Sex, drugs, rock ‘n’ roll, hippie flower power, racial tension and, above all, the looming sense of terror in young men facing the very likely possibility of being drafted to fight in the Vietnam War.
It was the Age of Aquarius, a period of massive social upheaval in the culture of this country (and beyond), which perhaps reached its apogee in 1967 with “the summer of love” in San Francisco and the march on the Pentagon a few months later. Meanwhile, in New York, it was the shock-and-awe of “Hair (The American Tribal Love-Rock Musical),” opening the next year on Broadway, where its knowingly transgressive songs included one (“Hashish”) that served up a lexicon of drug terminology; another (“Sodomy”) that named the full spectrum of sexually explicit behavior; others that celebrated interracial relationships (“Black Boys” and “White Boys”), plus the somewhat scandalous “Be-In,” in which everybody got naked as they chanted the Hare Krishna mantra.
When: Through Sept. 17

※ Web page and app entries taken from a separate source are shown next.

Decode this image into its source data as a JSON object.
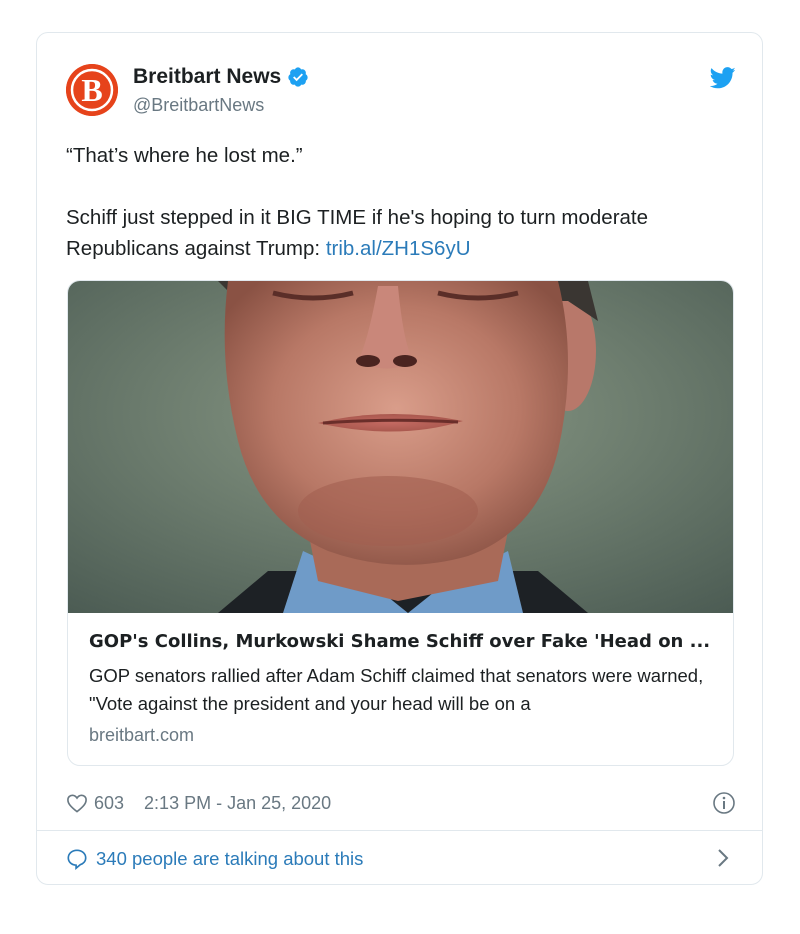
{
  "author": {
    "name": "Breitbart News",
    "handle": "@BreitbartNews",
    "avatar_letter": "B",
    "verified_icon": "verified-badge-icon",
    "brand_color": "#e6431b"
  },
  "platform_icon": "twitter-bird-icon",
  "tweet": {
    "line1": "“That’s where he lost me.”",
    "line2": "Schiff just stepped in it BIG TIME if he's hoping to turn moderate Republicans against Trump: ",
    "link": "trib.al/ZH1S6yU"
  },
  "card": {
    "title": "GOP's Collins, Murkowski Shame Schiff over Fake 'Head on ...",
    "description": "GOP senators rallied after Adam Schiff claimed that senators were warned, \"Vote against the president and your head will be on a",
    "domain": "breitbart.com"
  },
  "meta": {
    "likes": "603",
    "timestamp": "2:13 PM - Jan 25, 2020",
    "info_icon": "info-icon",
    "heart_icon": "heart-icon"
  },
  "footer": {
    "talking": "340 people are talking about this",
    "comment_icon": "comment-bubble-icon",
    "chevron_icon": "chevron-right-icon"
  },
  "colors": {
    "link": "#2b7bb9",
    "secondary_text": "#697882",
    "twitter_blue": "#1da1f2",
    "border": "#e1e8ed"
  }
}
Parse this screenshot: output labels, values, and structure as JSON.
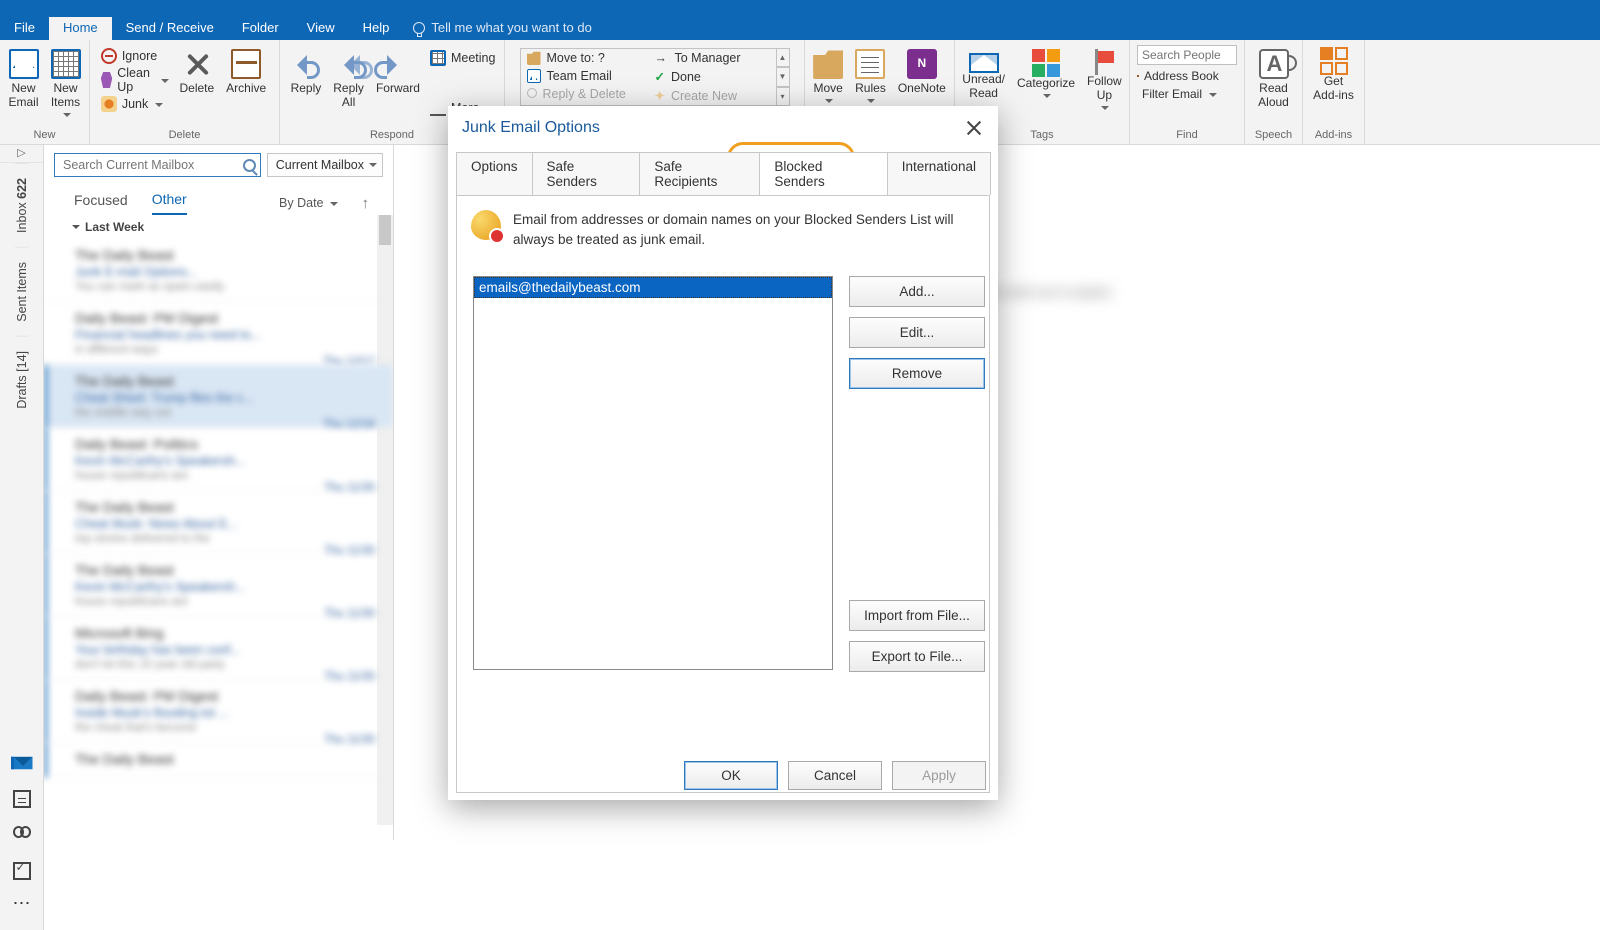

Where: Mercury Theater Chicago, 3745 N. Southport
Tickets: $30 – $65
Info: (773) 325-1700;
Run time: 2 hours and 20 minutes with one intermission
Now a half century old, “Hair” has returned, this time in a Mercury Theater Chicago production that is at once grand-scale yet intimate as well as fiercely energetic, and aims to capture the fashion (via Robert Kuhn’s fringe, beads and neo-gypsy costumes), attitudes (a brew of peace, love, militancy and hedonism), anxieties and marijuana haze of the period (even if, ironically, the stuff is increasingly being legalized).
The 1960s are an incredibly tricky period to reinvent without seeming fake and kitschy. But while not everything old in “Hair” is new again (something understood by those who lived through the era, as I, along with a brother of draft age, did), the current sense of a country profoundly divided over many issues has its parallels in the musical. And as an anthropological artifact (the show even has a cameo turn for Margaret Mead, although she is horribly trivialized), it has both its truths and half-truths. Best of all, there is the show’s still iconic, and both bracing and embracing (and largely sung-through) score by composer Galt MacDermott, and lyricists Gerome Ragni and James Rado. “Hair,” it should be recalled, was the “Rent” and “Hamilton” of its day.
At the Mercury, director Brenda Didier (in collaboration with choreographer Chris Carter) has given us a classic environmental staging, making extensive use of Jeffrey D. Kmiec’s squatter-like set with its scaffolding and slanted wooden beams suggesting communal squalor, and its flamboyance emphasized by a thrust perch that projects into the audience. This in-your-face quality fits a show about young people reveling in the flesh even as a far-off war (and the war in the streets) magnifies their sense of mortality.
At the center of the show’s “tribe” are two friends in late adolescence: Claude (Liam Quealy), the sensitive guy from a middle-class family in Queens, New York, whose parents cannot accept their son’s rebellion, and Berger (Matthew Keefer, who moves like a wild cat), the angrier and more overtly sexual guy who gets expelled from high school. It is Claude who gets his draft notice but, but despite pressure from all around him, cannot burn it. Yet he celebrates every part of his still unbloodied body and spirit in “I Got Life,” a song to which Quealy brings exceptional fire and conviction. That sentiment is reiterated later in a beautiful rendering (led by Caleb Baze) of “What a Piece of Work Is Man” (and of course who better to borrow lyrics from than Shakespeare)?
The clarion voices of this theatrical “tribe” are top notch, and beyond Quealy and Keffer include Evan Tyrone Martin (star of Paramount’s “Jesus Christ Superstar”) as the angry Hud; Aaron M. Davidson, who is in love with Mick Jagger, as the quirky Woof; Sheila (Michelle Lauto, so stellar in “Spamilton”) as Sheila, the activist who goes to the Pentagon march, and who knocks out the torchy “Easy to Be Hard”; Jeannie (Lucy Godinez), who is in love with Berger but pregnant from a casual encounter; Cherise Thomas as Dionne, the voice of Aquarius; Candace C. Edwards (who does a terrific job in a race-reversed take on Abraham Lincoln); Leryn Turlington as the innocent Crissy, who brings effortless charm to “Frank Mills,” the funny-sad tale of her crush on a guy she encountered once in the West Village. Music director Eugene Dizon and his five-piece band also give full power to the score.
And what about that nude scene? Nick Belley’s lighting, and the subtly camouflaging psychedelic projections by Pete Guither (of The Living Canvas) are just artful and revealing enough. Besides, by now you’ve seen far more on the Internet.